| Exercise |
Please print every line of the material below exactly.

| Entries supplied |
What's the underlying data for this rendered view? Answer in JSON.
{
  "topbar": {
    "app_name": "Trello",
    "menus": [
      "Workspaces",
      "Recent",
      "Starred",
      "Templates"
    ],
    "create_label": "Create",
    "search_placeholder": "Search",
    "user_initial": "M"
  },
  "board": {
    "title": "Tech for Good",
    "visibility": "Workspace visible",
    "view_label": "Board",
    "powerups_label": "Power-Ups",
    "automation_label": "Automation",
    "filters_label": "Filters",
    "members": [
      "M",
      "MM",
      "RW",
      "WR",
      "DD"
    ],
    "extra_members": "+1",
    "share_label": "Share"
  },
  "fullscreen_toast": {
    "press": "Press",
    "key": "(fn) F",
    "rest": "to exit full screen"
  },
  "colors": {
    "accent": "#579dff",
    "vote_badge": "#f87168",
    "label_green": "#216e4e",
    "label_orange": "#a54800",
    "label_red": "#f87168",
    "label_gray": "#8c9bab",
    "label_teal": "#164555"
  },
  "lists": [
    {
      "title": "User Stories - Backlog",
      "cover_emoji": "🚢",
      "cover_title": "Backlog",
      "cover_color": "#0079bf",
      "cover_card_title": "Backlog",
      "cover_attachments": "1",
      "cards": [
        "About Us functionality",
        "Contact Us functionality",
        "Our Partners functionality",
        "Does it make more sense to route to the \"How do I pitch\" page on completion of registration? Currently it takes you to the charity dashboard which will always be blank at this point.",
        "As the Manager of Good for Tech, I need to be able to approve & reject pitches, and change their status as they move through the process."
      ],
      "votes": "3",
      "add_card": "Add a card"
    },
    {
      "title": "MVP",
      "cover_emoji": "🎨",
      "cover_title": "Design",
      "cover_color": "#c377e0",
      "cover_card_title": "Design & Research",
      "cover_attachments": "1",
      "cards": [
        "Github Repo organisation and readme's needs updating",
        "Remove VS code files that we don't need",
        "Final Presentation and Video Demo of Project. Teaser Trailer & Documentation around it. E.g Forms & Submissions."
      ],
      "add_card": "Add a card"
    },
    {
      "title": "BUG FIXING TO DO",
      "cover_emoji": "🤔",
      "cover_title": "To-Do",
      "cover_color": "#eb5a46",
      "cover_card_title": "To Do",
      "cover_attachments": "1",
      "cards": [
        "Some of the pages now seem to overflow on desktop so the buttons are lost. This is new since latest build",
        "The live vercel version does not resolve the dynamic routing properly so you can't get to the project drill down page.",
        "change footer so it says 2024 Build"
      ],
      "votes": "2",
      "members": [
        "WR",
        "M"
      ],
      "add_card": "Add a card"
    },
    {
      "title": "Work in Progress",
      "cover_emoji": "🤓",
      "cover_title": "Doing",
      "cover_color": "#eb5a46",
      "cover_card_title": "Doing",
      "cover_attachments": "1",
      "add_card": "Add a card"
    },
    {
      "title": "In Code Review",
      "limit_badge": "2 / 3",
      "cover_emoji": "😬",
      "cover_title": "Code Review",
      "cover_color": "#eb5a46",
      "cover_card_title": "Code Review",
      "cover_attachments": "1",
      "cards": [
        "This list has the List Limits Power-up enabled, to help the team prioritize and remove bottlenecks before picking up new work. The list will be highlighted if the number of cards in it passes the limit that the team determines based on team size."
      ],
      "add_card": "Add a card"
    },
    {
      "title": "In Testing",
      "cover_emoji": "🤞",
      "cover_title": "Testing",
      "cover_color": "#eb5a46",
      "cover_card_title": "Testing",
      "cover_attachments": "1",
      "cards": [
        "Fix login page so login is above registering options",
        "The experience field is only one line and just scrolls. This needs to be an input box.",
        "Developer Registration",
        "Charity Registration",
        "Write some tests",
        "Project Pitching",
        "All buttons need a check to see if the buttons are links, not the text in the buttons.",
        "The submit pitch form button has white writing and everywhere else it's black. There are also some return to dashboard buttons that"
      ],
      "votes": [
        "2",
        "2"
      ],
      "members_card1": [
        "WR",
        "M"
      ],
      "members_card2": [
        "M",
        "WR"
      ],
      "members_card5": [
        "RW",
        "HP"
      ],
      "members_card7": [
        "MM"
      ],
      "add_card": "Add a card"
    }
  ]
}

| Response below |
What's the underlying data for this rendered view? Answer in JSON.
{
  "topbar": {
    "app_name": "Trello",
    "menus": [
      "Workspaces",
      "Recent",
      "Starred",
      "Templates"
    ],
    "create_label": "Create",
    "search_placeholder": "Search",
    "user_initial": "M"
  },
  "board": {
    "title": "Tech for Good",
    "visibility": "Workspace visible",
    "view_label": "Board",
    "powerups_label": "Power-Ups",
    "automation_label": "Automation",
    "filters_label": "Filters",
    "members": [
      "M",
      "MM",
      "RW",
      "WR",
      "DD"
    ],
    "extra_members": "+1",
    "share_label": "Share"
  },
  "fullscreen_toast": {
    "press": "Press",
    "key": "(fn) F",
    "rest": "to exit full screen"
  },
  "colors": {
    "accent": "#579dff",
    "vote_badge": "#f87168",
    "label_green": "#216e4e",
    "label_orange": "#a54800",
    "label_red": "#f87168",
    "label_gray": "#8c9bab",
    "label_teal": "#164555"
  },
  "lists": [
    {
      "title": "User Stories - Backlog",
      "cover_emoji": "🚢",
      "cover_title": "Backlog",
      "cover_color": "#0079bf",
      "cover_card_title": "Backlog",
      "cover_attachments": "1",
      "cards": [
        "About Us functionality",
        "Contact Us functionality",
        "Our Partners functionality",
        "Does it make more sense to route to the \"How do I pitch\" page on completion of registration? Currently it takes you to the charity dashboard which will always be blank at this point.",
        "As the Manager of Good for Tech, I need to be able to approve & reject pitches, and change their status as they move through the process."
      ],
      "votes": "3",
      "add_card": "Add a card"
    },
    {
      "title": "MVP",
      "cover_emoji": "🎨",
      "cover_title": "Design",
      "cover_color": "#c377e0",
      "cover_card_title": "Design & Research",
      "cover_attachments": "1",
      "cards": [
        "Github Repo organisation and readme's needs updating",
        "Remove VS code files that we don't need",
        "Final Presentation and Video Demo of Project. Teaser Trailer & Documentation around it. E.g Forms & Submissions."
      ],
      "add_card": "Add a card"
    },
    {
      "title": "BUG FIXING TO DO",
      "cover_emoji": "🤔",
      "cover_title": "To-Do",
      "cover_color": "#eb5a46",
      "cover_card_title": "To Do",
      "cover_attachments": "1",
      "cards": [
        "Some of the pages now seem to overflow on desktop so the buttons are lost. This is new since latest build",
        "The live vercel version does not resolve the dynamic routing properly so you can't get to the project drill down page.",
        "change footer so it says 2024 Build"
      ],
      "votes": "2",
      "members": [
        "WR",
        "M"
      ],
      "add_card": "Add a card"
    },
    {
      "title": "Work in Progress",
      "cover_emoji": "🤓",
      "cover_title": "Doing",
      "cover_color": "#eb5a46",
      "cover_card_title": "Doing",
      "cover_attachments": "1",
      "add_card": "Add a card"
    },
    {
      "title": "In Code Review",
      "limit_badge": "2 / 3",
      "cover_emoji": "😬",
      "cover_title": "Code Review",
      "cover_color": "#eb5a46",
      "cover_card_title": "Code Review",
      "cover_attachments": "1",
      "cards": [
        "This list has the List Limits Power-up enabled, to help the team prioritize and remove bottlenecks before picking up new work. The list will be highlighted if the number of cards in it passes the limit that the team determines based on team size."
      ],
      "add_card": "Add a card"
    },
    {
      "title": "In Testing",
      "cover_emoji": "🤞",
      "cover_title": "Testing",
      "cover_color": "#eb5a46",
      "cover_card_title": "Testing",
      "cover_attachments": "1",
      "cards": [
        "Fix login page so login is above registering options",
        "The experience field is only one line and just scrolls. This needs to be an input box.",
        "Developer Registration",
        "Charity Registration",
        "Write some tests",
        "Project Pitching",
        "All buttons need a check to see if the buttons are links, not the text in the buttons.",
        "The submit pitch form button has white writing and everywhere else it's black. There are also some return to dashboard buttons that"
      ],
      "votes": [
        "2",
        "2"
      ],
      "members_card1": [
        "WR",
        "M"
      ],
      "members_card2": [
        "M",
        "WR"
      ],
      "members_card5": [
        "RW",
        "HP"
      ],
      "members_card7": [
        "MM"
      ],
      "add_card": "Add a card"
    }
  ]
}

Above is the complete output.